[Enter Hodge and the two Men.]

HODGE. Why, how now, Master Thomas, how now? Will you not let us work for you?

CROMWELL. You fret my heart, with making of this noise.

HODGE. How, fret your heart? Aye, but Thomas, you'll fret your father's purse if you let us from working.

SECOND SMITH. Aye, this tis for him to make him a gentleman. Shall we leave work for your musing? that's well, I faith; But here comes my old master now.

[Enter Old Cromwell.]

OLD CROMWELL. You idle knaves, what, are you loitering now? No hammers walking and my work to do! What, not a heat among your work to day?

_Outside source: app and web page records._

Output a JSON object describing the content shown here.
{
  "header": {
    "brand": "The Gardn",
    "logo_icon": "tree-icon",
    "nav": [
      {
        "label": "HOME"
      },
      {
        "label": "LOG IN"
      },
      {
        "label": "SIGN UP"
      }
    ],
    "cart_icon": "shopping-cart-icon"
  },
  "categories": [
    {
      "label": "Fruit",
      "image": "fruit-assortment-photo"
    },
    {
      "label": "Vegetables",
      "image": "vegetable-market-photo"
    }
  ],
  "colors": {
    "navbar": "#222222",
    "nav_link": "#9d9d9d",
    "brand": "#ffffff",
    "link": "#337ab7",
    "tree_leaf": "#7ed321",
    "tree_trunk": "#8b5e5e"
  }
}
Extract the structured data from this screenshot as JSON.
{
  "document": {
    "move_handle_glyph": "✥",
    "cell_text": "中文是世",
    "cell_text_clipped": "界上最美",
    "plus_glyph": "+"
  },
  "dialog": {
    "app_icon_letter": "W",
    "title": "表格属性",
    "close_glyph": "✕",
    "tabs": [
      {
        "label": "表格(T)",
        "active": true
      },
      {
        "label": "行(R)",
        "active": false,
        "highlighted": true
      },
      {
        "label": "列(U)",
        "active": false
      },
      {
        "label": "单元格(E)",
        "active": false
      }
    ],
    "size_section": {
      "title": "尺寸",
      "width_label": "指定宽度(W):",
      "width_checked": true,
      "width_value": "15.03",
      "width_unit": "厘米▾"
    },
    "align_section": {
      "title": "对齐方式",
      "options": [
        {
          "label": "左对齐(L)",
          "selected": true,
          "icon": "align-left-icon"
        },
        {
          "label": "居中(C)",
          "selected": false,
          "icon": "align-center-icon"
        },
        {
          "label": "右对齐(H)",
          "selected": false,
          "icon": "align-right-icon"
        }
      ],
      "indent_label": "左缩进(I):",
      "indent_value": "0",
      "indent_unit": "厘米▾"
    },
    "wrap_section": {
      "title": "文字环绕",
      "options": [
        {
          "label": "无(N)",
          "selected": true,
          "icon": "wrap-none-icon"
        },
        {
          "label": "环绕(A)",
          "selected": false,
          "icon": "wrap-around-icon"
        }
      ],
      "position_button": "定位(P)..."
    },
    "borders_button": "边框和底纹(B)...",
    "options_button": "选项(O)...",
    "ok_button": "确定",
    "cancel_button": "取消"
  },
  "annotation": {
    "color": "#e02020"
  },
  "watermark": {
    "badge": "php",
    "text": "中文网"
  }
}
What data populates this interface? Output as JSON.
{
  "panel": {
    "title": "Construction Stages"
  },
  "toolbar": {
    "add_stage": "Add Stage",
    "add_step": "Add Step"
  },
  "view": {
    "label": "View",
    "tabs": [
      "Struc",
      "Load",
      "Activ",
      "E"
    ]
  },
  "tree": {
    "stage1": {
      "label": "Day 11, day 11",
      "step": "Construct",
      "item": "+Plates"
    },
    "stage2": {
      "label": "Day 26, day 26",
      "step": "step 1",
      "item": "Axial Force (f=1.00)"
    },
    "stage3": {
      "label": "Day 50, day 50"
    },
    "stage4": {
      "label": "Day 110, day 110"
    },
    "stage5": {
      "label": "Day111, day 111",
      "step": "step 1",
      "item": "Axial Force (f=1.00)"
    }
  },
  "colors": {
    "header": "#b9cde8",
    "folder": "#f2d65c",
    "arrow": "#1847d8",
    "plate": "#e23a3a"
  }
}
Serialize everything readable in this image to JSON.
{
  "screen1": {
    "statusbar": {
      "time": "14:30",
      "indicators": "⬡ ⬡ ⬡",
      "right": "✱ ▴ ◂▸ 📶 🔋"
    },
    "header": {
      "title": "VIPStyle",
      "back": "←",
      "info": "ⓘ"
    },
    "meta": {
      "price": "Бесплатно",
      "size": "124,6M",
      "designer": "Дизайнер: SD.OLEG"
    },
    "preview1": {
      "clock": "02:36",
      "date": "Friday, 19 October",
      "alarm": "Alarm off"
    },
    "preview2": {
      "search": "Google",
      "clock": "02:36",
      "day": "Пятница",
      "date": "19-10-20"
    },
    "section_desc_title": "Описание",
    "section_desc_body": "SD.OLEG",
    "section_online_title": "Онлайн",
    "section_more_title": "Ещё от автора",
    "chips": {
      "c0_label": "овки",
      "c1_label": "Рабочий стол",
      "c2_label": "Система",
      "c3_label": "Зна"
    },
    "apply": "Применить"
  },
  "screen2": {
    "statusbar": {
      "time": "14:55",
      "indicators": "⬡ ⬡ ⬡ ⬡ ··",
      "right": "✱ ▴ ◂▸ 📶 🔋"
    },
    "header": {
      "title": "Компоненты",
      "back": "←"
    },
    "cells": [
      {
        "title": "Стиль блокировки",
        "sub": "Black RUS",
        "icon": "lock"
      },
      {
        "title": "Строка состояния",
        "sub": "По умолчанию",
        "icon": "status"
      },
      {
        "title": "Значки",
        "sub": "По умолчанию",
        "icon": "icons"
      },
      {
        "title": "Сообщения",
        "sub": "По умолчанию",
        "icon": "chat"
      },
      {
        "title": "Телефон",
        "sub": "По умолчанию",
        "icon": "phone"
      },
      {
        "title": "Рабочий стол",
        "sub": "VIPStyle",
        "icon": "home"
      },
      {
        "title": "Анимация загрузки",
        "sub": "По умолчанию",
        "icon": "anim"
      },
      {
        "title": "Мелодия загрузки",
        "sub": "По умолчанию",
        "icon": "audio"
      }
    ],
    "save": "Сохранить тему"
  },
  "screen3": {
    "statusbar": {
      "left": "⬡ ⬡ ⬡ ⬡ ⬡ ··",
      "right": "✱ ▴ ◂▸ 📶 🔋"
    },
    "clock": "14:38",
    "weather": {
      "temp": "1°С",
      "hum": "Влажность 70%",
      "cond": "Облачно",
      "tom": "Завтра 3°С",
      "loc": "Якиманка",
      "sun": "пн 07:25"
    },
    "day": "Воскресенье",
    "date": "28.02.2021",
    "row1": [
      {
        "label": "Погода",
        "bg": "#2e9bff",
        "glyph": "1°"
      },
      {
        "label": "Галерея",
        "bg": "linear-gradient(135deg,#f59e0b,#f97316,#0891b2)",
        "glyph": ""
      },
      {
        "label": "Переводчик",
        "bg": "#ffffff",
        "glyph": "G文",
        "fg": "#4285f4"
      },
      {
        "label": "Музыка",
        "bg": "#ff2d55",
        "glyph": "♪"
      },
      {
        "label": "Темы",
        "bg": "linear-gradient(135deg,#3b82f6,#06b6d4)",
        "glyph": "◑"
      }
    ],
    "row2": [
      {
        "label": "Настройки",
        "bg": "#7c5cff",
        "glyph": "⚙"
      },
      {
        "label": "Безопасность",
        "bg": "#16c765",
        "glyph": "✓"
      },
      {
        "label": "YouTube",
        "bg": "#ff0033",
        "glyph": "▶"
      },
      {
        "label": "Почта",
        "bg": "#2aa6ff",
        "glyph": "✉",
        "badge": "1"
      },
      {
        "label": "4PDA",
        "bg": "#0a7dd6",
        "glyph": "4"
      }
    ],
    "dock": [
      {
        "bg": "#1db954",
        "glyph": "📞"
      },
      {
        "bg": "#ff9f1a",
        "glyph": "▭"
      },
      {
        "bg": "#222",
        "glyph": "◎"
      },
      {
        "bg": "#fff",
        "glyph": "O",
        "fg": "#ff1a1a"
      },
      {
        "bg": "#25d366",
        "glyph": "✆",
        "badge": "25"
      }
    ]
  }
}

HODGE. Marry, sir, your son Thomas will not let us work at all.

OLD CROMWELL. Why, knave, I say, have I thus carked & car'd And all to keep thee like a gentleman; And dost thou let my servants at their work, That sweat for thee, knave, labour thus for thee?

CROMWELL. Father, their hammers do offend my study.

OLD CROMWELL. Out of my doors, knave, if thou likest it not. I cry you mercy! is your ears so fine? I tell thee, knave, these get when I do sleep; I will not have my Anvil stand for thee.

CROMWELL. There's money, father, I will pay your men.

[He throws money among them.]

OLD CROMWELL. Have I thus brought thee up unto my cost, In hope that one day thou wouldst relieve my age, And art thou now so lavish of thy coin, To scatter it among these idle knaves.

Please Support the Classic Literature Library

Buy William Shakespeare Books from Amazon.com

The Life and Death of The Lord Cromwell Page 02

William Shakespeare

Free Books in the public domain from the Classic Literature Library ©

William Shakespeare
Classic Literature Library

All Pages of This Book
Christian Hymn – The Lord’s Prayer Hymn
House of Lords Reform
The life and death of King John